In his book When Prophecy Fails, the eminent social psychologist Leon Festinger explained confirmation bias as follows:
Suppose an individual believes something with his whole heart; suppose further that he has a commitment to this belief, that he has taken irrevocable actions because of it; finally, suppose that he is presented with evidence, unequivocal and undeniable evidence, that his belief is wrong: what will happen? The individual will frequently emerge, not only unshaken but even more convinced of the truth of his beliefs than ever before. Indeed, he may even show a new fervor about convincing and converting people to his view.
Here’s an article from Psychology Today that explains confirmation bias quite clearly.
Investment And Confirmation Bias
Say we’ve somehow come to the conclusion that the way to get rich is to invest heavily in commodities. Once we’ve reached that conclusion, and invested a big chunk of our own money, our tendency will be to read articles that support our stance. Occasionally we may read an article that suggests that commodities are overpriced. Our tendency will be to devalue that article, reinforcing our faith in commodities. We may then keep investing more money. We’ll happily watch our portfolio skyrocket, and this will bolster our belief in our financial acumen.

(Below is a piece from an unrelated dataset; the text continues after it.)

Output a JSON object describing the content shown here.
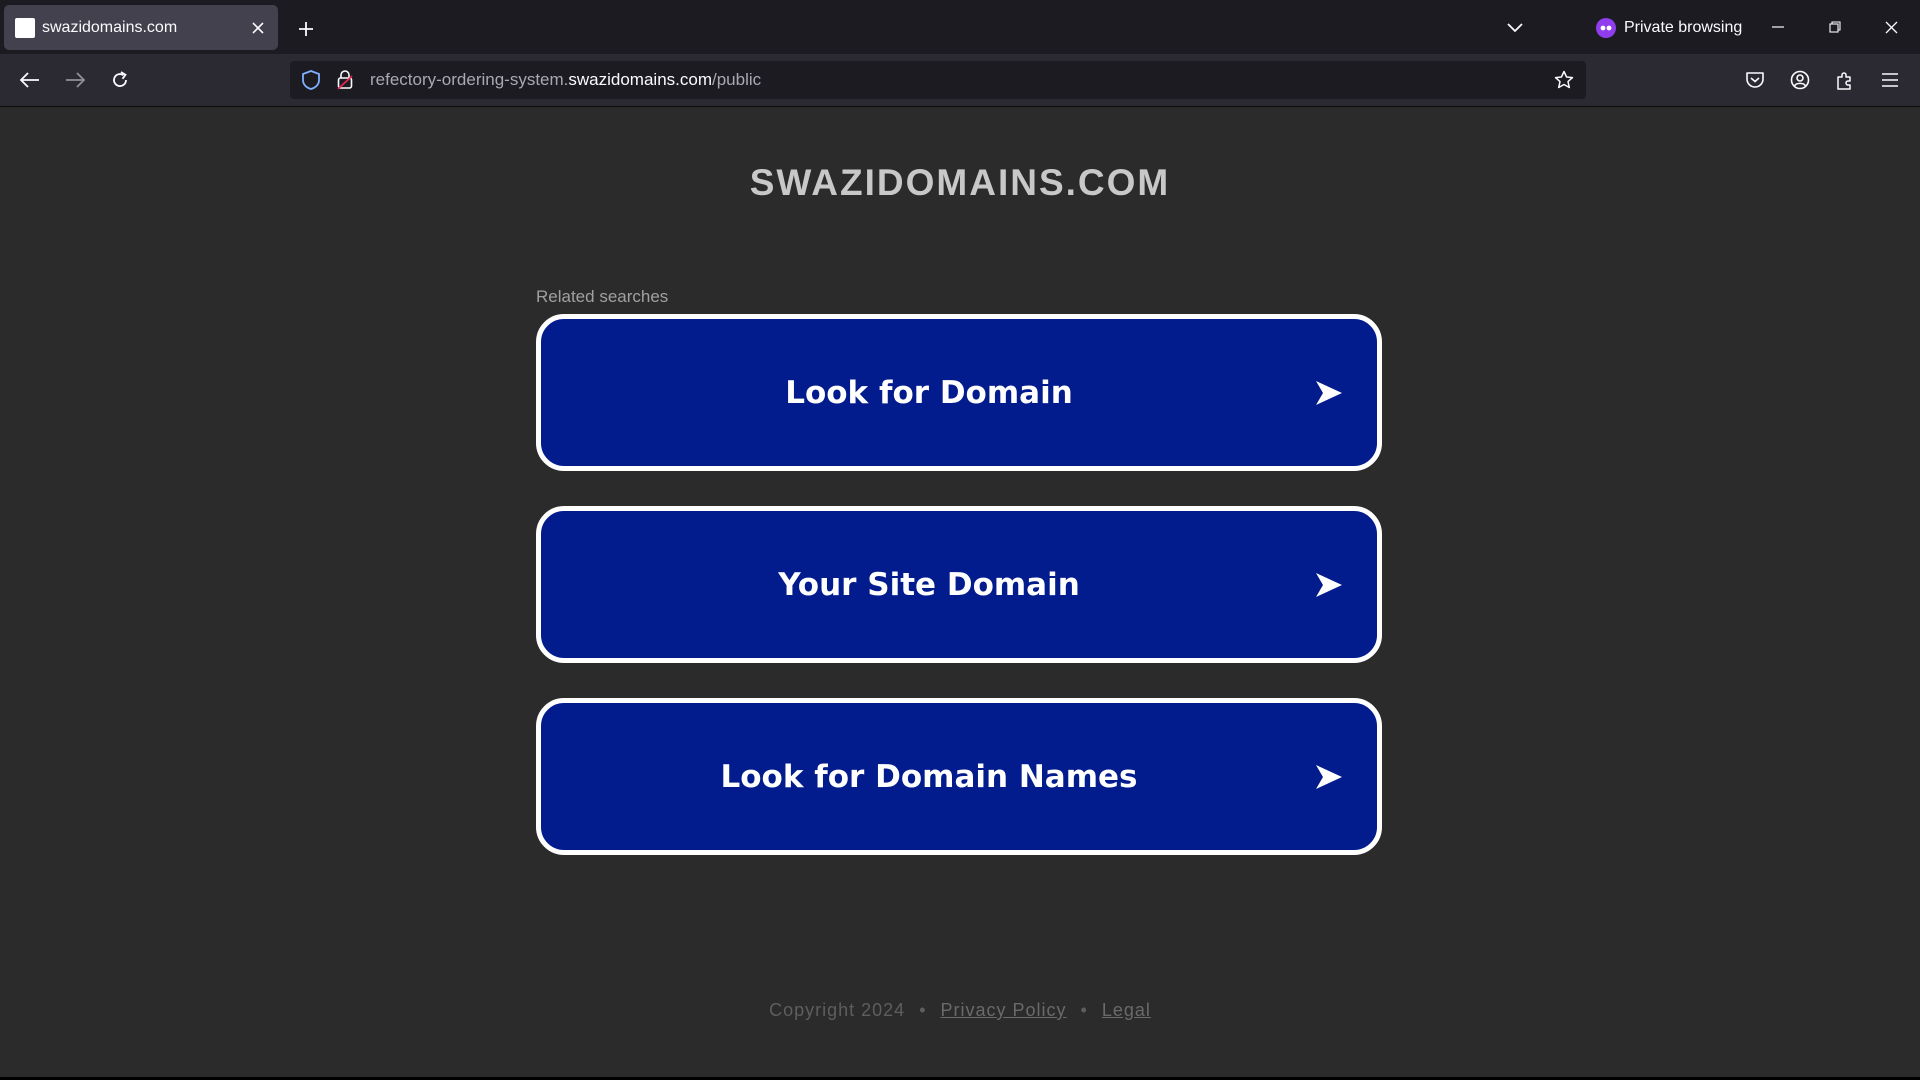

Then one day, perhaps we’ll find that we’re 50% down from where we started. We’ll then experience what’s called “cognitive dissonance”. Part of our brain tells us not to lose the faith in commodities. Another part tells us to get out before we lose everything.
Confirmation bias is what causes market bubbles that burst. The majority of investors share a common belief in an investment, and reinforce each other’s’ beliefs. Asset values then inflate to unsustainable heights. It then only takes a small panic to trigger a chain reaction, resulting in a market crash. If investors had followed all the evidence, the bubble would not have occurred.
It’s not just the general public that are prone to confirmation bias. Some financial advisers may have arrived at their own conclusions as to the best way to plan finances in retirement. They may have a toolkit of favoured financial products that are consistent with their conclusions. If your only tool is a hammer then every problem looks like a nail!
Financial advisers don’t always agree with one another. For instance, one adviser may believe that it’s always a good idea to cover all one’s essential spending with annuity income. Others may believe that, with current low annuity rates, annuities should be avoided altogether. Then there’s the so-called 4% rule, which some advisers consider a good rule of thumb. Others consider it inappropriate. This interesting Daily Telegraph article illustrates how these disagreements can be costly.
Having differing opinions are one thing. Sticking to them in the light of strong evidence to the contrary is quite another. Financial planning is highly complicated. There are so many choices. The precise consequences of each choice are never certain. The best financial advisers will offer advice that’s objectively based on the available evidence. To do this, they will have learned how to overcome their natural confirmation bias.
Here’s a very useful BBC article. It not only explains confirmation bias, but also suggests an effective technique for us to help overcome it.
John Maynard Keynes is often quoted as having said: When the Facts Change, I Change My Mind. This suggests that Keynes had managed to largely overcome his confirmation bias, at least on economic matters. That doesn’t mean he was right. But it does suggest that he was objective.
Imagine you could program an intelligent robot with all the financial knowledge and intelligence of a human, but without any confirmation bias. Then the robot would be the most objective economist and financial guru. We’re not there yet. But humans are already using computer programs that perform useful financial calculations to help with decision making. Computer programs don’t suffer from confirmation bias. But on the other had they’re not as smart has humans. So the human has to be the master, and the program the slave.
There are very few truly useful retirement planning tools available to the general public. That’s why we created EvolveMyRetirement. We call it the Intelligent Financial Planning Calculator because it improves (evolves) its strategies as it goes along. Used correctly, EvolveMyRetirement helps avoid confirmation bias. It helps with important financial decisions before, at and after retirement.